Gidi Grinstein

21st century tikkun olam

If they work together, Jews can make a significant difference in the lives of hundreds of millions of people the world over

Fourteen million people improving the lives of a quarter of a billion of the world’s poorest within one decade, through the combined efforts of the State of Israel and Diaspora Jewry — this audacious vision, set forth by the Reut Institute and the Alliance for Global Good, entails that the Jewish people would become the highest per-capita contributor to humanity at its frontiers of food, water and energy security. Tikkun olam is not only a moral obligation stemming from Jewish tradition; it can also serve to benefit Israel’s security, drive economic development and improve societal cohesion.

We read in the Torah that through our forefather Avraham, “all the nations of the earth are to be blessed” (Genesis 18:18). This ancient vision guided the Jewish people for millennia. In the twentieth century, David Ben-Gurion famously referred to “a great historic privilege, which is also a duty… helping to solve the central problems of all humanity.” These words frame Israel’s mission, beyond solving the predicaments of the Jewish people. Additionally, Ben-Gurion called for Israel to embody the aspiration to be an or lagoyim, a light unto the nations.

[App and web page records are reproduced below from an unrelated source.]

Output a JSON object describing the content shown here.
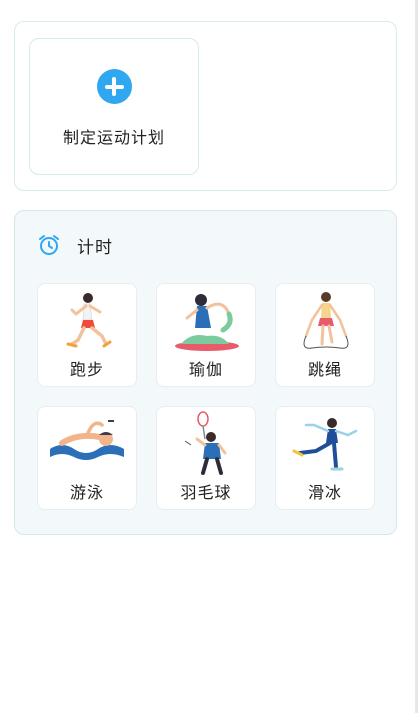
{
  "plan": {
    "icon": "plus-circle-icon",
    "label": "制定运动计划",
    "accent_color": "#2fa7f1"
  },
  "timer": {
    "icon": "alarm-clock-icon",
    "title": "计时",
    "activities": [
      {
        "label": "跑步",
        "icon": "running-icon"
      },
      {
        "label": "瑜伽",
        "icon": "yoga-icon"
      },
      {
        "label": "跳绳",
        "icon": "jump-rope-icon"
      },
      {
        "label": "游泳",
        "icon": "swimming-icon"
      },
      {
        "label": "羽毛球",
        "icon": "badminton-icon"
      },
      {
        "label": "滑冰",
        "icon": "skating-icon"
      }
    ]
  }
}
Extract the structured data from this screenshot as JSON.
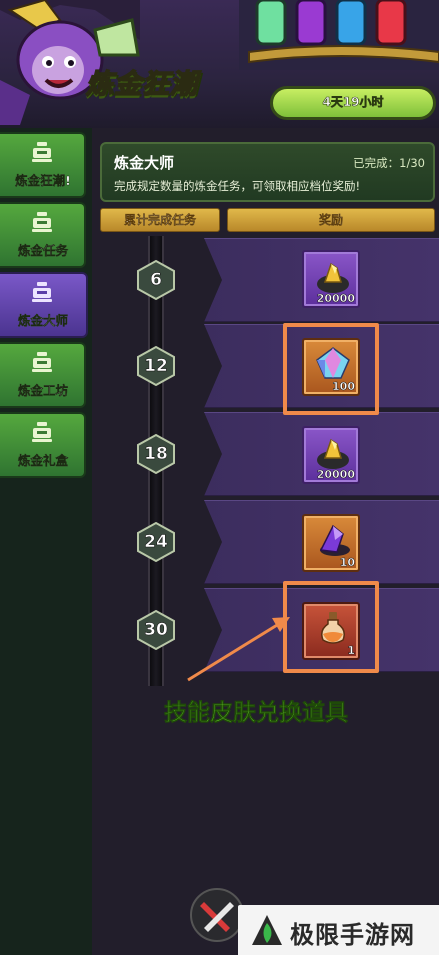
{
  "header": {
    "event_title": "炼金狂潮",
    "countdown": "4天19小时"
  },
  "sidebar": {
    "tabs": [
      {
        "label": "炼金狂潮!",
        "active": false
      },
      {
        "label": "炼金任务",
        "active": false
      },
      {
        "label": "炼金大师",
        "active": true
      },
      {
        "label": "炼金工坊",
        "active": false
      },
      {
        "label": "炼金礼盒",
        "active": false
      }
    ]
  },
  "panel": {
    "title": "炼金大师",
    "progress": "已完成：1/30",
    "description": "完成规定数量的炼金任务，可领取相应档位奖励!",
    "col_tasks": "累计完成任务",
    "col_rewards": "奖励"
  },
  "milestones": [
    {
      "tasks": "6",
      "reward_qty": "20000",
      "reward_icon": "gold-ore-icon",
      "frame": "purple"
    },
    {
      "tasks": "12",
      "reward_qty": "100",
      "reward_icon": "rainbow-gem-icon",
      "frame": "orange"
    },
    {
      "tasks": "18",
      "reward_qty": "20000",
      "reward_icon": "gold-ore-icon",
      "frame": "purple"
    },
    {
      "tasks": "24",
      "reward_qty": "10",
      "reward_icon": "purple-crystal-icon",
      "frame": "orange"
    },
    {
      "tasks": "30",
      "reward_qty": "1",
      "reward_icon": "potion-flask-icon",
      "frame": "red"
    }
  ],
  "annotation": {
    "callout": "技能皮肤兑换道具"
  },
  "watermark": {
    "text": "极限手游网"
  },
  "colors": {
    "tab_green": "#3f8e37",
    "tab_active": "#5c41a8",
    "row_purple": "#40306a",
    "highlight": "#f08a4a",
    "callout_green": "#6fdc2e",
    "column_gold": "#c99a34"
  }
}
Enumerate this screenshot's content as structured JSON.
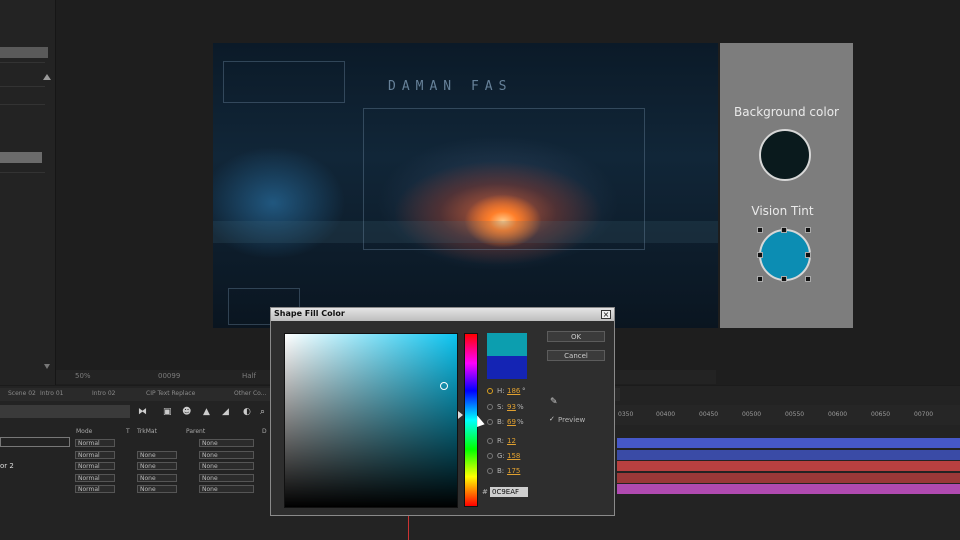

Traditionally, being a blessing among the nations of the earth meant that the Jewish people would fulfill their covenant with God through their religious observance and thereby bring the sacred into the world. The modern take on this ideal is that Jews will repair the world – tikkun olam – through societal innovation, by providing leadership, resources and practical solutions to global problems.

At the beginning of the twenty-first century, Israel and the Jewish Diaspora face this privilege, duty and opportunity in unprecedented starkness: together, we can make a significant difference in the lives of hundreds of millions of people. Yet, realizing this audacious vision requires a plan and a coalition of forces for good. Israel should become a hive of international development and a destination for leaders of developing societies the world over, for formative personal and professional experiences. Concurrently, Diaspora Jewry must deploy its human and financial resources, as well as its political clout, toward this endeavor.

Furthermore, we need a fundamental change in the discourse about tikkun olam and in its mode of implementation, prioritizing qualitative, highly leveraged strategic interventions over labor-intensive volunteer-based efforts. We need to focus on areas where Jews offer a unique value proposition — one which addresses acute global needs — and on countries and territories that struggle with providing food, water and energy security. And we need to collaborate across the governmental, non-governmental and business sectors to develop “clusters” in areas that address acute global needs. Our agents of change should be local leaders who go through a formative personal and professional experience in Israel.

Beyond the moral imperative to make the world a better place, we are also guided by the pressing needs of our present and future: to strengthen the legitimacy of the right of the Jewish people to self-determination in its nation-state, to propel Israel’s economy and ensure that this growth is inclusive, and to enhance Jewish peoplehood by strengthening the ties among all world Jews. Making an indelible contribution that is distinctly Jewish and Israeli will serve all of these purposes.

Under the banner of 21st Century Tikkun Olam (#21CTO), at the coming General Assembly of the Jewish Federations of North America (GA) in Baltimore (#JFNAGA), on Monday, November 12, 2012, we hope to take this vision to the next level. The vision of 21st Century Tikkun Olam was designed in deliberation with lay leaders, professionals, activists and academics. Now, this community must join forces in effectuating change.

Fourteen million Jews improving the lives of a quarter of a billion people within a decade is evidently ambitious. However, less than two decades ago, Birthright Israel, too, was judged as audacious. Birthright is now a reality transforming an entire generation. Its success inspires our confidence that the vision of 21st Century Tikkun Olam can and will be realized.

About the Author
Gidi Grinstein is the founder and president of the Reut Institute, an Israel-based strategy and action group focused on effectuating change in areas critical to Israel’s future. He is the author of Flexigidity: The Secret of Jewish Adaptability.